Reprinted from yesterday's late editions

When the rain began and the drip dry tablecloths were more drip than dry and the bipartisan crowd of people standing in the Georgetown garden of the John Sherman Coopers looked as if they didn't quite grasp what was happening, somebody suggested that Sen. Charles Percy, the Illinois Republican, tell them to come inside.

Percy started to, then thought better of it. And in what may or may not have been as much a political forecast as a climatic one, he took obvious relish in observing drolly: "They're all old enough to know when to come in out of the rain."

They came in Thursday, anyway, more than 100 Percy supporters, predominantly Republican but not without a healthy sprinkling of others - "Count us Independents and Democrats very carefully," said Jean Sisco, there with her husband, American University president Joseph Sisco, former undersecretary in Henry Kissinger's State Department.

So the game could just as easily have been picking Democrats out of the crowd, John Kennedy ones like Adam Yarmolinsky or Jimmy Carter ones like Vicki Bagley, as assessing election-year strengths and weaknesses of both political parties.

"This isn't somebody I'm going to vote for," Bagley said of Percy, "this is somebody I like. I support Republicans who are decent and smart.

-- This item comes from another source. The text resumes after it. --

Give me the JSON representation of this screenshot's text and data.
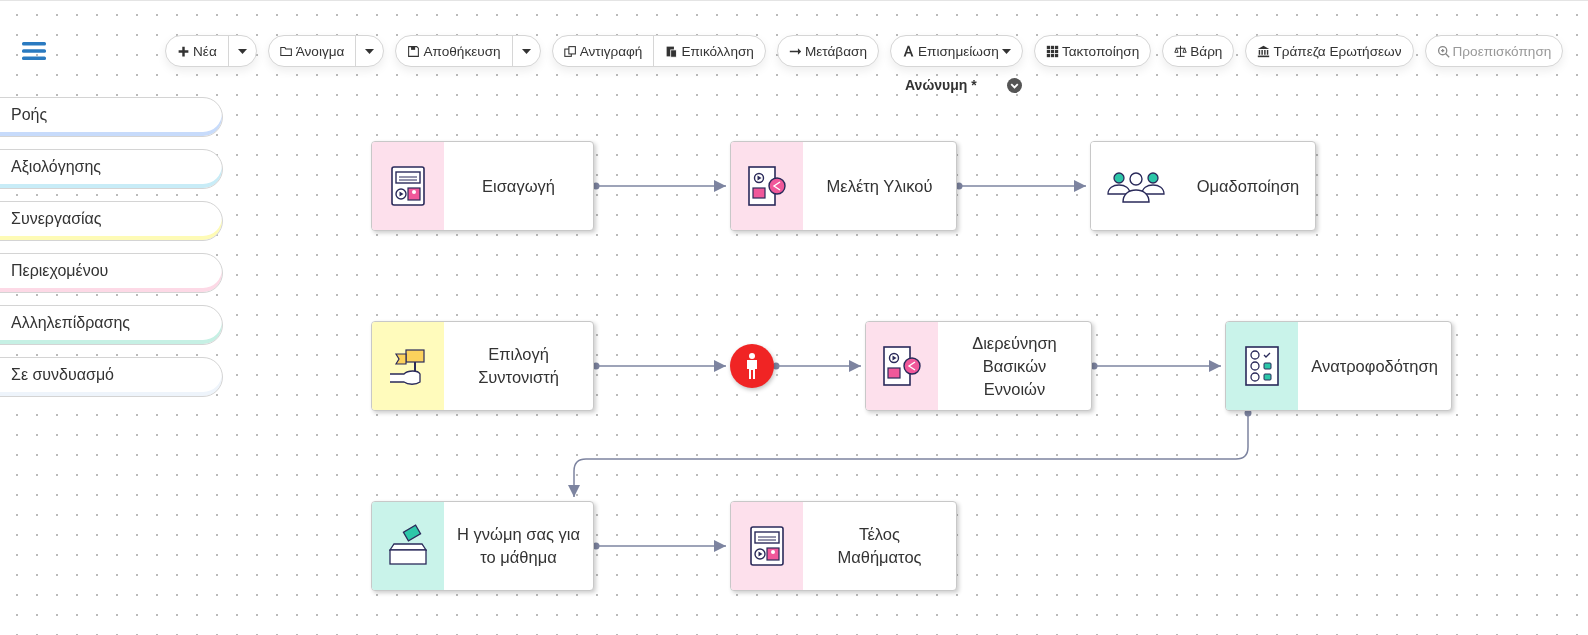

I support Democrats who are decent and smart."

Yarmolinsky, who like Bagley needs not face the Illinois voting booth in November, was there because Percy has been a member of the U.S. delegation to the special United Nations disarmament conference. Yarmolinsky is counselor to the U.S. Arms Control and Disarmament Agency. And Ina Ginsburg, a self-described "ardent Democrat," said she makes an exception for friends. "Even Republicans need friends."

Percy went further, uneasy about the increasing number of voters who stay home on election day. "The people who stayed home to mow the lawn defeated [New Jersey senator] Cliff Case," he said, "Incumbents can't take anybody for granted."

Taking in an estimated $10,000 from tickets that began at $50 and went zooming to $1,000, the Percy fund-raiser drew such prominent GOP names as Mrs. Everett Dirksen, Mrs. Robert Low Bacon, Sens. Bob Packwood (Ore.) and John Danforth (Mo.), Rep. Robert Michel (Ill.) and House Minority Leader John Rhodes (Ariz.).

Rhodes saw a victorious November ahead for Republican candidates "if Mr. Carter keeps doing what he's doing. The Carter people are slow learners. What people are mainly concerned about are domestic problems - inflation and taxes."

Percy, whose little-known opponent, Alex Seith, received quiet support from Carter in Chicago recently (Newsweek reported that the president ordered no reporters or photographers present when he met with Seith, and later sent word to Percy asking that he not take offense at the Chicago visit), has been the ranking Republican on the Senate Governmental Affairs Committee, which has been handling the Civil Service reform legislation.

"At 5:55 tonight, we voted out the new Civil Service reform bill," said Percy, hailing it as the greatest gift he could have had, fund-raisers notwithstanding. "Carter needed us Republicans tonight."